Instructions to follow:
Although the entries hold pictures, only their words are printed back, exactly as given.

Website and app data records:
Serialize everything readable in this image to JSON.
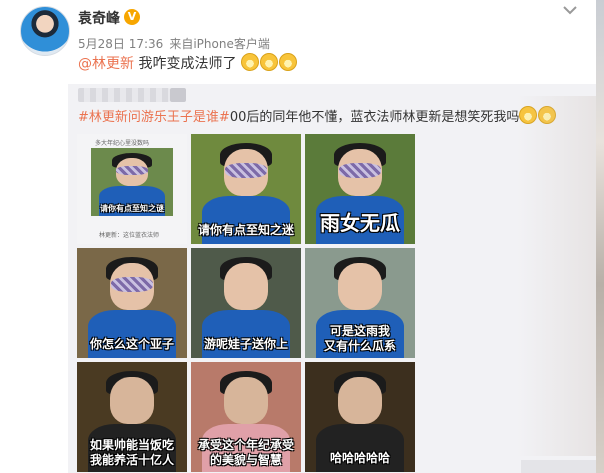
{
  "post": {
    "author": "袁奇峰",
    "verified_badge": "V",
    "date": "5月28日 17:36",
    "source_prefix": "来自",
    "source": "iPhone客户端",
    "mention": "@林更新",
    "text": " 我咋变成法师了"
  },
  "repost": {
    "mention": "#林更新",
    "hashtag": "问游乐王子是谁#",
    "text": "00后的同年他不懂，蓝衣法师林更新是想笑死我吗"
  },
  "tiles": [
    {
      "caption": "请你有点至知之谜",
      "top_note": "多大年纪心里没数吗",
      "bottom_note": "林更新：这位蓝衣法师"
    },
    {
      "caption": "请你有点至知之迷"
    },
    {
      "caption": "雨女无瓜"
    },
    {
      "caption": "你怎么这个亚子"
    },
    {
      "caption": "游呢娃子送你上"
    },
    {
      "caption_line1": "可是这雨我",
      "caption_line2": "又有什么瓜系"
    },
    {
      "caption_line1": "如果帅能当饭吃",
      "caption_line2": "我能养活十亿人"
    },
    {
      "caption_line1": "承受这个年纪承受",
      "caption_line2": "的美貌与智慧"
    },
    {
      "caption": "哈哈哈哈哈"
    }
  ],
  "icons": {
    "menu": "chevron-down-icon",
    "emoji": "laugh-cry-emoji"
  },
  "colors": {
    "accent": "#eb7350",
    "verified": "#f7a600"
  }
}
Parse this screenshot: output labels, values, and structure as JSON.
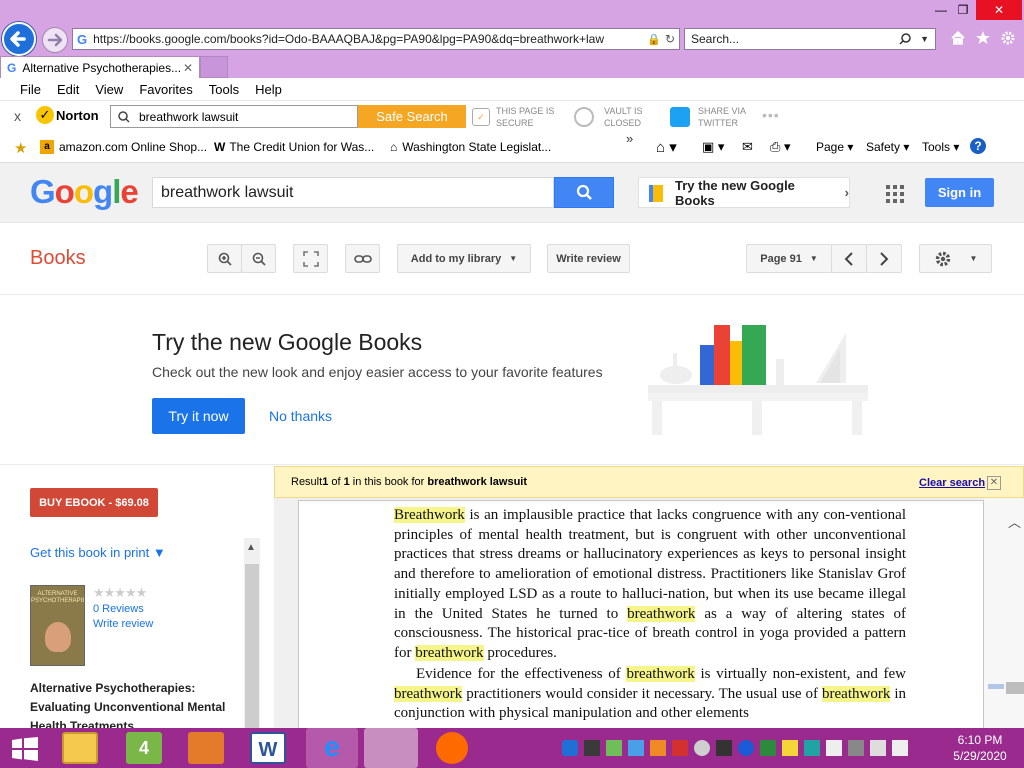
{
  "browser": {
    "url": "https://books.google.com/books?id=Odo-BAAAQBAJ&pg=PA90&lpg=PA90&dq=breathwork+law",
    "search_placeholder": "Search...",
    "tab_title": "Alternative Psychotherapies...",
    "menu": [
      "File",
      "Edit",
      "View",
      "Favorites",
      "Tools",
      "Help"
    ],
    "window_controls": {
      "minimize": "—",
      "restore": "❐",
      "close": "✕"
    }
  },
  "norton": {
    "brand": "Norton",
    "search_value": "breathwork lawsuit",
    "safe_search_label": "Safe Search",
    "page_secure_top": "THIS PAGE IS",
    "page_secure_bottom": "SECURE",
    "vault_top": "VAULT IS",
    "vault_bottom": "CLOSED",
    "share_top": "SHARE VIA",
    "share_bottom": "TWITTER",
    "close_x": "x",
    "more": "•••"
  },
  "favorites": {
    "items": [
      "amazon.com Online Shop...",
      "The Credit Union for Was...",
      "Washington State Legislat..."
    ],
    "chevron": "»",
    "commands": [
      "Page",
      "Safety",
      "Tools"
    ]
  },
  "google": {
    "search_value": "breathwork lawsuit",
    "try_new_label": "Try the new Google Books",
    "sign_in": "Sign in"
  },
  "books_toolbar": {
    "brand": "Books",
    "add_library": "Add to my library",
    "write_review": "Write review",
    "page_label": "Page 91"
  },
  "promo": {
    "title": "Try the new Google Books",
    "subtitle": "Check out the new look and enjoy easier access to your favorite features",
    "try_button": "Try it now",
    "no_thanks": "No thanks",
    "book_colors": [
      "#3367d6",
      "#ea4335",
      "#fbbc05",
      "#34a853"
    ]
  },
  "sidebar": {
    "buy": "BUY EBOOK - $69.08",
    "get_book": "Get this book in print ▼",
    "reviews": "0 Reviews",
    "write_review": "Write review",
    "stars": "★★★★★",
    "cover_title": "ALTERNATIVE PSYCHOTHERAPIES",
    "book_title": "Alternative Psychotherapies: Evaluating Unconventional Mental Health Treatments"
  },
  "result_bar": {
    "prefix": "Result ",
    "n": "1",
    "of": " of ",
    "total": "1",
    "mid": " in this book for ",
    "query": "breathwork lawsuit",
    "clear": "Clear search",
    "close": "✕"
  },
  "page_text": {
    "p1": [
      {
        "t": "Breathwork",
        "h": true
      },
      {
        "t": " is an implausible practice that lacks congruence with any con-ventional principles of mental health treatment, but is congruent with other unconventional practices that stress dreams or hallucinatory experiences as keys to personal insight and therefore to amelioration of emotional distress. Practitioners like Stanislav Grof initially employed LSD as a route to halluci-nation, but when its use became illegal in the United States he turned to ",
        "h": false
      },
      {
        "t": "breathwork",
        "h": true
      },
      {
        "t": " as a way of altering states of consciousness. The historical prac-tice of breath control in yoga provided a pattern for ",
        "h": false
      },
      {
        "t": "breathwork",
        "h": true
      },
      {
        "t": " procedures.",
        "h": false
      }
    ],
    "p2": [
      {
        "t": "Evidence for the effectiveness of ",
        "h": false
      },
      {
        "t": "breathwork",
        "h": true
      },
      {
        "t": " is virtually non-existent, and few ",
        "h": false
      },
      {
        "t": "breathwork",
        "h": true
      },
      {
        "t": " practitioners would consider it necessary. The usual use of ",
        "h": false
      },
      {
        "t": "breathwork",
        "h": true
      },
      {
        "t": " in conjunction with physical manipulation and other elements",
        "h": false
      }
    ]
  },
  "taskbar": {
    "time": "6:10 PM",
    "date": "5/29/2020"
  }
}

Reply:
Serialize everything readable in this image to JSON.
{
  "post": {
    "author": "袁奇峰",
    "verified_badge": "V",
    "date": "5月28日 17:36",
    "source_prefix": "来自",
    "source": "iPhone客户端",
    "mention": "@林更新",
    "text": " 我咋变成法师了"
  },
  "repost": {
    "mention": "#林更新",
    "hashtag": "问游乐王子是谁#",
    "text": "00后的同年他不懂，蓝衣法师林更新是想笑死我吗"
  },
  "tiles": [
    {
      "caption": "请你有点至知之谜",
      "top_note": "多大年纪心里没数吗",
      "bottom_note": "林更新：这位蓝衣法师"
    },
    {
      "caption": "请你有点至知之迷"
    },
    {
      "caption": "雨女无瓜"
    },
    {
      "caption": "你怎么这个亚子"
    },
    {
      "caption": "游呢娃子送你上"
    },
    {
      "caption_line1": "可是这雨我",
      "caption_line2": "又有什么瓜系"
    },
    {
      "caption_line1": "如果帅能当饭吃",
      "caption_line2": "我能养活十亿人"
    },
    {
      "caption_line1": "承受这个年纪承受",
      "caption_line2": "的美貌与智慧"
    },
    {
      "caption": "哈哈哈哈哈"
    }
  ],
  "icons": {
    "menu": "chevron-down-icon",
    "emoji": "laugh-cry-emoji"
  },
  "colors": {
    "accent": "#eb7350",
    "verified": "#f7a600"
  }
}
Parse this screenshot: output labels, values, and structure as JSON.
{
  "browser": {
    "url": "https://books.google.com/books?id=Odo-BAAAQBAJ&pg=PA90&lpg=PA90&dq=breathwork+law",
    "search_placeholder": "Search...",
    "tab_title": "Alternative Psychotherapies...",
    "menu": [
      "File",
      "Edit",
      "View",
      "Favorites",
      "Tools",
      "Help"
    ],
    "window_controls": {
      "minimize": "—",
      "restore": "❐",
      "close": "✕"
    }
  },
  "norton": {
    "brand": "Norton",
    "search_value": "breathwork lawsuit",
    "safe_search_label": "Safe Search",
    "page_secure_top": "THIS PAGE IS",
    "page_secure_bottom": "SECURE",
    "vault_top": "VAULT IS",
    "vault_bottom": "CLOSED",
    "share_top": "SHARE VIA",
    "share_bottom": "TWITTER",
    "close_x": "x",
    "more": "•••"
  },
  "favorites": {
    "items": [
      "amazon.com Online Shop...",
      "The Credit Union for Was...",
      "Washington State Legislat..."
    ],
    "chevron": "»",
    "commands": [
      "Page",
      "Safety",
      "Tools"
    ]
  },
  "google": {
    "search_value": "breathwork lawsuit",
    "try_new_label": "Try the new Google Books",
    "sign_in": "Sign in"
  },
  "books_toolbar": {
    "brand": "Books",
    "add_library": "Add to my library",
    "write_review": "Write review",
    "page_label": "Page 91"
  },
  "promo": {
    "title": "Try the new Google Books",
    "subtitle": "Check out the new look and enjoy easier access to your favorite features",
    "try_button": "Try it now",
    "no_thanks": "No thanks",
    "book_colors": [
      "#3367d6",
      "#ea4335",
      "#fbbc05",
      "#34a853"
    ]
  },
  "sidebar": {
    "buy": "BUY EBOOK - $69.08",
    "get_book": "Get this book in print ▼",
    "reviews": "0 Reviews",
    "write_review": "Write review",
    "stars": "★★★★★",
    "cover_title": "ALTERNATIVE PSYCHOTHERAPIES",
    "book_title": "Alternative Psychotherapies: Evaluating Unconventional Mental Health Treatments"
  },
  "result_bar": {
    "prefix": "Result ",
    "n": "1",
    "of": " of ",
    "total": "1",
    "mid": " in this book for ",
    "query": "breathwork lawsuit",
    "clear": "Clear search",
    "close": "✕"
  },
  "page_text": {
    "p1": [
      {
        "t": "Breathwork",
        "h": true
      },
      {
        "t": " is an implausible practice that lacks congruence with any con-ventional principles of mental health treatment, but is congruent with other unconventional practices that stress dreams or hallucinatory experiences as keys to personal insight and therefore to amelioration of emotional distress. Practitioners like Stanislav Grof initially employed LSD as a route to halluci-nation, but when its use became illegal in the United States he turned to ",
        "h": false
      },
      {
        "t": "breathwork",
        "h": true
      },
      {
        "t": " as a way of altering states of consciousness. The historical prac-tice of breath control in yoga provided a pattern for ",
        "h": false
      },
      {
        "t": "breathwork",
        "h": true
      },
      {
        "t": " procedures.",
        "h": false
      }
    ],
    "p2": [
      {
        "t": "Evidence for the effectiveness of ",
        "h": false
      },
      {
        "t": "breathwork",
        "h": true
      },
      {
        "t": " is virtually non-existent, and few ",
        "h": false
      },
      {
        "t": "breathwork",
        "h": true
      },
      {
        "t": " practitioners would consider it necessary. The usual use of ",
        "h": false
      },
      {
        "t": "breathwork",
        "h": true
      },
      {
        "t": " in conjunction with physical manipulation and other elements",
        "h": false
      }
    ]
  },
  "taskbar": {
    "time": "6:10 PM",
    "date": "5/29/2020"
  }
}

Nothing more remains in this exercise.